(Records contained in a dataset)
________

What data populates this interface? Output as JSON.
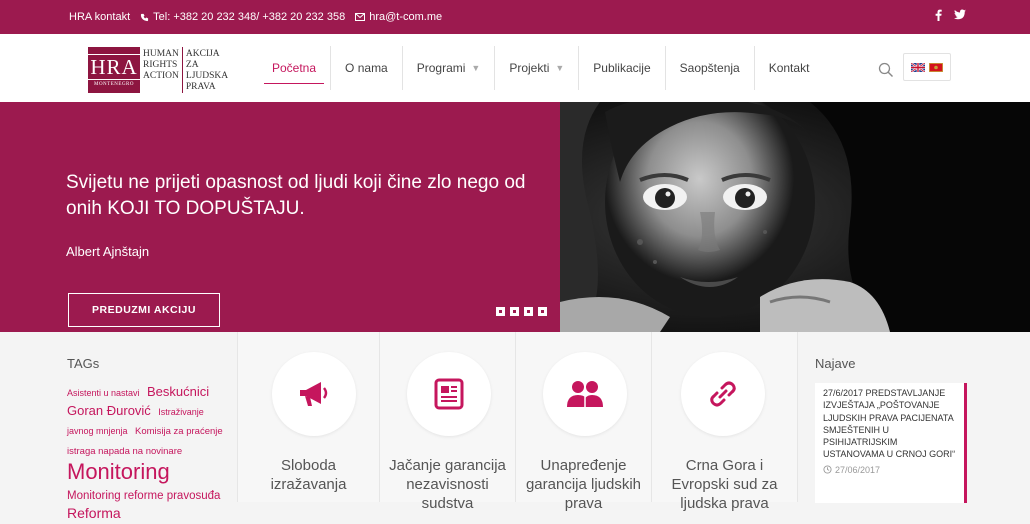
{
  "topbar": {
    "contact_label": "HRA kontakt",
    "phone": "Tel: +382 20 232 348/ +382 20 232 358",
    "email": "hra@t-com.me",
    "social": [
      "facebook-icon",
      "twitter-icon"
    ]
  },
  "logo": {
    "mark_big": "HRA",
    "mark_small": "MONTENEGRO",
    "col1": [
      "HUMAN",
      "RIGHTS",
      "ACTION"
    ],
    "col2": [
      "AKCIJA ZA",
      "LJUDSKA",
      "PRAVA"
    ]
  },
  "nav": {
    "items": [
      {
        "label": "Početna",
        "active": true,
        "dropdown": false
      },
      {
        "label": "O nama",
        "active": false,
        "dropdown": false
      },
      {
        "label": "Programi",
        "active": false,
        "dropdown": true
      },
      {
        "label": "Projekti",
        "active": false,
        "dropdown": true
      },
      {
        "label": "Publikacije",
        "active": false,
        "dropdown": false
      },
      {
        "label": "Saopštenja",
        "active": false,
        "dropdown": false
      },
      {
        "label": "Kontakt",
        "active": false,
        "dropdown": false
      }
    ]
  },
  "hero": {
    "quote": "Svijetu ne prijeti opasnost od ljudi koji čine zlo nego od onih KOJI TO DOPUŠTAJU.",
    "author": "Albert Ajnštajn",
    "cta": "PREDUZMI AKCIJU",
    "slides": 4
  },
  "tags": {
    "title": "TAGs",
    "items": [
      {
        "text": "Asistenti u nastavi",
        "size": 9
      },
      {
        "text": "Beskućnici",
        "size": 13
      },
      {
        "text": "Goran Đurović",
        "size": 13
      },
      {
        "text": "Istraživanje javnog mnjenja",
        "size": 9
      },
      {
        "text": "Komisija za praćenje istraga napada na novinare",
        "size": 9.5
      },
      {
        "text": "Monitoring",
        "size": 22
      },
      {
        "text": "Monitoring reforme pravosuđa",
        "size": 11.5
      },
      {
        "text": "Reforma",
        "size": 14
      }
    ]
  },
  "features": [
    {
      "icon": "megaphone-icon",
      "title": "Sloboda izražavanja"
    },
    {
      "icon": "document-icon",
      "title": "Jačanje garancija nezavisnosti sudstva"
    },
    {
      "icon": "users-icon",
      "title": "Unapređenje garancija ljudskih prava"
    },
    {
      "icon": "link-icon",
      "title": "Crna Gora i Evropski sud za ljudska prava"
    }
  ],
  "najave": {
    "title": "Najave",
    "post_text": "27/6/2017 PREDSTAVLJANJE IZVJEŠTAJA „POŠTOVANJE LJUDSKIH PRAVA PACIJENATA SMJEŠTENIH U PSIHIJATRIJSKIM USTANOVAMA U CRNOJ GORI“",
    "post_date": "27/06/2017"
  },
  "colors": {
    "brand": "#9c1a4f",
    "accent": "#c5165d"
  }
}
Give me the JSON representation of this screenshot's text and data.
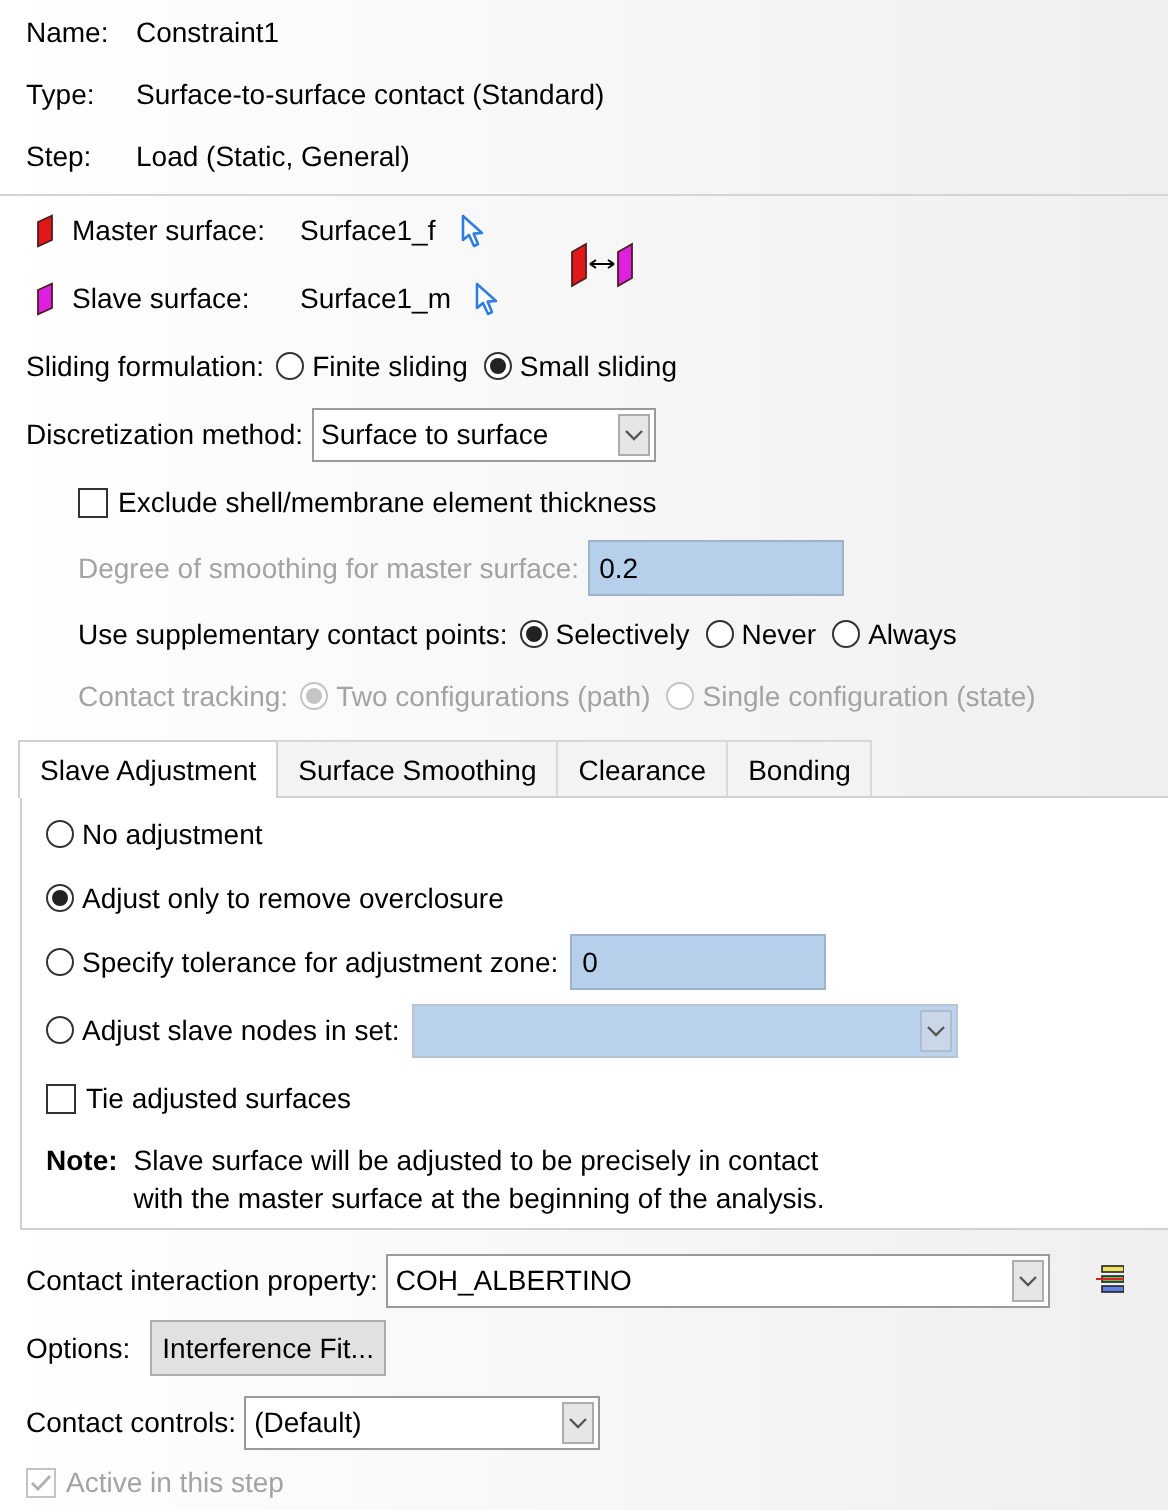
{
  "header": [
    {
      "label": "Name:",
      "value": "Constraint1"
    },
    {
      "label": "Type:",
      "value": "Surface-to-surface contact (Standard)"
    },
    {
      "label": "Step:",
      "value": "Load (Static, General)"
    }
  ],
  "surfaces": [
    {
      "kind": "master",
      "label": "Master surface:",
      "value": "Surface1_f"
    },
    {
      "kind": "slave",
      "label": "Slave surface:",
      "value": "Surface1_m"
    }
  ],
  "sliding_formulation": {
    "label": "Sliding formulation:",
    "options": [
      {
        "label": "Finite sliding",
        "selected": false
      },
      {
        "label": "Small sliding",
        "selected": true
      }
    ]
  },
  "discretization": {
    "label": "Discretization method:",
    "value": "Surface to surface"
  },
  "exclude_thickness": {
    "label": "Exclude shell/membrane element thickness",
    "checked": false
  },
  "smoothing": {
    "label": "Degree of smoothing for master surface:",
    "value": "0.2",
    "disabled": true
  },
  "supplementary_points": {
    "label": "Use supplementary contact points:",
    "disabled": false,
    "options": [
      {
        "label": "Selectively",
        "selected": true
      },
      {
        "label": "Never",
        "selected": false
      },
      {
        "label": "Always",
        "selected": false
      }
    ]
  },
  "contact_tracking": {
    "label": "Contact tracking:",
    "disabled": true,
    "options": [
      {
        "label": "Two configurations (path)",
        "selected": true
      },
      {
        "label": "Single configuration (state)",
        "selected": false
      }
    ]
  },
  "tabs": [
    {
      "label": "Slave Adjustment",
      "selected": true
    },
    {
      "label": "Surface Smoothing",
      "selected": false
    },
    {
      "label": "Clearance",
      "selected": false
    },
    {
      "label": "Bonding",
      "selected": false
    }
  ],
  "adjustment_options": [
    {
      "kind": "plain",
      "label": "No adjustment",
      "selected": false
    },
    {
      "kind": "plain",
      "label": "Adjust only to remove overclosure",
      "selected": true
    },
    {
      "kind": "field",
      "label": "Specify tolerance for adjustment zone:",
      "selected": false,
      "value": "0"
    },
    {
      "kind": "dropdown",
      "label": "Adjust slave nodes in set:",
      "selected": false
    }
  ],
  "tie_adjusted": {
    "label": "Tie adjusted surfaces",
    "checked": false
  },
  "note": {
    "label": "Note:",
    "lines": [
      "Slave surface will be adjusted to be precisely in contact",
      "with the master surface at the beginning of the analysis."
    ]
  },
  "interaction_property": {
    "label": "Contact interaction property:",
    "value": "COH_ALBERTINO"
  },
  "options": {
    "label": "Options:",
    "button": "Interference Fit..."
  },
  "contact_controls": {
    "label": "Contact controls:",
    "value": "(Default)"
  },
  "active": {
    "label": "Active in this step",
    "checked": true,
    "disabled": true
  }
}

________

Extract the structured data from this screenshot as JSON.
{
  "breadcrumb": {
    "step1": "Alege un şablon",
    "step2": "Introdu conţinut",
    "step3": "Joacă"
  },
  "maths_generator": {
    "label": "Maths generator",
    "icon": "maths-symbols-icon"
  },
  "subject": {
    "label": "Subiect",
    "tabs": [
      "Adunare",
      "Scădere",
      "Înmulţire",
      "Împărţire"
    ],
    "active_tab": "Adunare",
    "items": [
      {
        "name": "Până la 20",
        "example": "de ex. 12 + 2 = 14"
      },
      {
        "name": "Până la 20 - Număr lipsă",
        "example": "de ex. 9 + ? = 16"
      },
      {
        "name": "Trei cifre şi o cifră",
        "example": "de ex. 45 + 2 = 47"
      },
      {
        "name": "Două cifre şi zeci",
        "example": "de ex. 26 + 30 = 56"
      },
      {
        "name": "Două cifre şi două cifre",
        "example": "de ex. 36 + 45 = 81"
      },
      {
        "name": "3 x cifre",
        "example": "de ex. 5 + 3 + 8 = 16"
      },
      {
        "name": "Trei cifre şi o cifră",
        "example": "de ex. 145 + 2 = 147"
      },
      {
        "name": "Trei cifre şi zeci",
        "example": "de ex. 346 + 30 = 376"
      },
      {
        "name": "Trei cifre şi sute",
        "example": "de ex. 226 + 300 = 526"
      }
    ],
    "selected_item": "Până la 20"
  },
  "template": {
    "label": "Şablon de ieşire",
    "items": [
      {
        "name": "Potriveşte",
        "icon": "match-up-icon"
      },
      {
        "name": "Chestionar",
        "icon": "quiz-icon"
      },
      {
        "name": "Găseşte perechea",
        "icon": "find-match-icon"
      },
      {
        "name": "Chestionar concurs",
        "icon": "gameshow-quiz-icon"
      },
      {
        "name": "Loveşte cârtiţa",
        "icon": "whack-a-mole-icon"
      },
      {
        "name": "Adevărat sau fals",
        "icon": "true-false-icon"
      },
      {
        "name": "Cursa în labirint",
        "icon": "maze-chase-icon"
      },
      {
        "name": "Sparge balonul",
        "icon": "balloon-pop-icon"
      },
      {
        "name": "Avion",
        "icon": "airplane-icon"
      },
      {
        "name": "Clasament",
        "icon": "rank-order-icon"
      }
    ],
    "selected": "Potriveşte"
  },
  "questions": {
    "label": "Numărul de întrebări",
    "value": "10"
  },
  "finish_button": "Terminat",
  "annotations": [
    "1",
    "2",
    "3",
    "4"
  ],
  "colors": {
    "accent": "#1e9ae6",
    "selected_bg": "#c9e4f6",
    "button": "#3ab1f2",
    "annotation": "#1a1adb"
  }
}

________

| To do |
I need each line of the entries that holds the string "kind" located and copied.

| Solution for this problem |
      "kind": "master",
      "kind": "slave",
      "kind": "plain",
      "kind": "plain",
      "kind": "field",
      "kind": "dropdown",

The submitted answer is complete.